§ **WORK TASK**: Pick out the lines below that contain the string "Zelenskyy" and copy them all.
***** LISTED RECORDS *****
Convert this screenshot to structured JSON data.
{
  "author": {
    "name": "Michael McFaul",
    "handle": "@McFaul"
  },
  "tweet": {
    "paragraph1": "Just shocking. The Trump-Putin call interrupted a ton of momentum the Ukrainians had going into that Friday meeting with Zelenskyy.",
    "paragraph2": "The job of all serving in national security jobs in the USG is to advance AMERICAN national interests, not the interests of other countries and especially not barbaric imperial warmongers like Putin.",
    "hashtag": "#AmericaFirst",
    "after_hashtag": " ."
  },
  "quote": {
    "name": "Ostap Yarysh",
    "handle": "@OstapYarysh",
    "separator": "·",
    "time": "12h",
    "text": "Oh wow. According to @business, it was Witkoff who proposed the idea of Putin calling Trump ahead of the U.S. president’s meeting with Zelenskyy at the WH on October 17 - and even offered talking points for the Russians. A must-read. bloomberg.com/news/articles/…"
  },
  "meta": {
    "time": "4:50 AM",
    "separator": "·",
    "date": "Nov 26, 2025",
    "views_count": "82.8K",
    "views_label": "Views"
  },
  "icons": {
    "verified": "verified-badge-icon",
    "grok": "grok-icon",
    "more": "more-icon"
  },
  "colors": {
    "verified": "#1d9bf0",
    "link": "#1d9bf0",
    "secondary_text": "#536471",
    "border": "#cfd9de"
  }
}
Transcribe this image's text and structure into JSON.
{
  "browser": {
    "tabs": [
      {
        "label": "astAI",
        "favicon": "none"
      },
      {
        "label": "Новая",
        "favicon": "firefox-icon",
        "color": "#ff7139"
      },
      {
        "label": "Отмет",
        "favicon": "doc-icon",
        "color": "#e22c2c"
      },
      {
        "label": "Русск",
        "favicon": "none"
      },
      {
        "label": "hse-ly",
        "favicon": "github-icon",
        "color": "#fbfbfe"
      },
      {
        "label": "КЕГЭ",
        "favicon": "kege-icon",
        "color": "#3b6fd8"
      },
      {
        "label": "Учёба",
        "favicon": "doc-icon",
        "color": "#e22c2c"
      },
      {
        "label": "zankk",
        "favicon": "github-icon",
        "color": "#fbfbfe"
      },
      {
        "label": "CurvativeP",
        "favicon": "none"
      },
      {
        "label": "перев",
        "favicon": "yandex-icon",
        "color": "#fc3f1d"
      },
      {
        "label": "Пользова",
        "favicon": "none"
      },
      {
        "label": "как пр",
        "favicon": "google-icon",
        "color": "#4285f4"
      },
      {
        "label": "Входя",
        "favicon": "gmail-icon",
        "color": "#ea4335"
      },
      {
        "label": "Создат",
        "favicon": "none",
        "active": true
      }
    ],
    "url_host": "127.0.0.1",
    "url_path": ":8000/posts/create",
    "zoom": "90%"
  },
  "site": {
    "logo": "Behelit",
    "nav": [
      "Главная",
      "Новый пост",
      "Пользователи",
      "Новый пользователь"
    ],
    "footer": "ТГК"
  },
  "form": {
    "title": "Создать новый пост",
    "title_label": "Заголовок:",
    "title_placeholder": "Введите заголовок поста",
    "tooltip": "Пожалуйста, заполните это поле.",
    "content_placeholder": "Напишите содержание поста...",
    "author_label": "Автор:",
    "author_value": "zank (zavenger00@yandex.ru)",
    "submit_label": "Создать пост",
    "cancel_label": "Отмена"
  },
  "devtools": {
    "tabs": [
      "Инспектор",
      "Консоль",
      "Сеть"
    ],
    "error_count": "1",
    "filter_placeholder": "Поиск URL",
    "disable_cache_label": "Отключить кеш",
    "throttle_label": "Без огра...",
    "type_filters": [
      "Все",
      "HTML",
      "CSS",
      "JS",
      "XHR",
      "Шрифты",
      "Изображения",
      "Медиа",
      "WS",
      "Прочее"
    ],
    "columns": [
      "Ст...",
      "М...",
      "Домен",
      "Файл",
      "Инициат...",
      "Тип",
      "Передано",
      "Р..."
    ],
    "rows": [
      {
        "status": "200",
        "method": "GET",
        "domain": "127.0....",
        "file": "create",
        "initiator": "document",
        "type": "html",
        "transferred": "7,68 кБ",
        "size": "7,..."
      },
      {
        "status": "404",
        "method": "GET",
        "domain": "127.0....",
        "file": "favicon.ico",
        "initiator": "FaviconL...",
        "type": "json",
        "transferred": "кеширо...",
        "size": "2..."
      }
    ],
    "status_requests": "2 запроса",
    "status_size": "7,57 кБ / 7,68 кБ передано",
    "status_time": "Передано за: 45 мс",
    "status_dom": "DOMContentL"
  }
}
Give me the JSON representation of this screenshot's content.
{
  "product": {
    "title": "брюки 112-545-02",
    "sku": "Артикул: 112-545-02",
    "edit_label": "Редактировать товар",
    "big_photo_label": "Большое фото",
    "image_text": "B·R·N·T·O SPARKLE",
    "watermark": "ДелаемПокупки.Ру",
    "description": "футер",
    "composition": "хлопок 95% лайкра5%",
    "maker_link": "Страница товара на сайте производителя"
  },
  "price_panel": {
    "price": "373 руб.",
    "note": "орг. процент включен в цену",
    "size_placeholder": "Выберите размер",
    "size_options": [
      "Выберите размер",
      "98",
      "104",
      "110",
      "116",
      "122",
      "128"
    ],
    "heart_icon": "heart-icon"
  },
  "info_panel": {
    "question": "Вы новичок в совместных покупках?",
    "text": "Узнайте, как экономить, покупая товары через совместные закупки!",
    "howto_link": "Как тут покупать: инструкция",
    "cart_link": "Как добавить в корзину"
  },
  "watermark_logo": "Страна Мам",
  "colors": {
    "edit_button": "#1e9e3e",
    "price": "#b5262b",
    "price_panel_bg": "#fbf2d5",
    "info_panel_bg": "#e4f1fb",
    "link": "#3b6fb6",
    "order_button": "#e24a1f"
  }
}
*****
§ **YOUR SOLUTION**:
    "paragraph1": "Just shocking. The Trump-Putin call interrupted a ton of momentum the Ukrainians had going into that Friday meeting with Zelenskyy.",
    "text": "Oh wow. According to @business, it was Witkoff who proposed the idea of Putin calling Trump ahead of the U.S. president’s meeting with Zelenskyy at the WH on October 17 - and even offered talking points for the Russians. A must-read. bloomberg.com/news/articles/…"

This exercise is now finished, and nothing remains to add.